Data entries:
+++++

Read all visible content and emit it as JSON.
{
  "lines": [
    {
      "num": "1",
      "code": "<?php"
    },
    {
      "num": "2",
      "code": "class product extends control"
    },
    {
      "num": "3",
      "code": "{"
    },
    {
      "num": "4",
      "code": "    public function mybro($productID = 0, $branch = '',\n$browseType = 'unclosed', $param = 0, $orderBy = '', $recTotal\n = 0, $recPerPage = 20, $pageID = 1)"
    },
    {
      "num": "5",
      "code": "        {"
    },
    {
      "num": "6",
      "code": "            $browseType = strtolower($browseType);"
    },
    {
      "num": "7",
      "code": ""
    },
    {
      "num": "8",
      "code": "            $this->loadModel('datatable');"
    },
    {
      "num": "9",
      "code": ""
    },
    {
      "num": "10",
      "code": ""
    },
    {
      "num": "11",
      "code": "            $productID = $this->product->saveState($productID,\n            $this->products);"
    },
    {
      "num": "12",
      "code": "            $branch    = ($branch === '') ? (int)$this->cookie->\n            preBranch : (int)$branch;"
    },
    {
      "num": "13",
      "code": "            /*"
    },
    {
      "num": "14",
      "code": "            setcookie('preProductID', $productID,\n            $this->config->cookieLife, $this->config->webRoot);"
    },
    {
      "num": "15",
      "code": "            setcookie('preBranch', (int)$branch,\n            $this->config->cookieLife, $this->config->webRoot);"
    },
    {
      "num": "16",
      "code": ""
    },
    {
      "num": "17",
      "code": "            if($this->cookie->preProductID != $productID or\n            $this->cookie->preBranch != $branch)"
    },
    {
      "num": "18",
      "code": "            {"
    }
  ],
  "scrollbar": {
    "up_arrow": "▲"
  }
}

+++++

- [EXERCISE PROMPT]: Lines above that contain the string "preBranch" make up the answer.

- [SOLUTION]:
      "code": "            $branch    = ($branch === '') ? (int)$this->cookie->\n            preBranch : (int)$branch;"
      "code": "            setcookie('preBranch', (int)$branch,\n            $this->config->cookieLife, $this->config->webRoot);"
      "code": "            if($this->cookie->preProductID != $productID or\n            $this->cookie->preBranch != $branch)"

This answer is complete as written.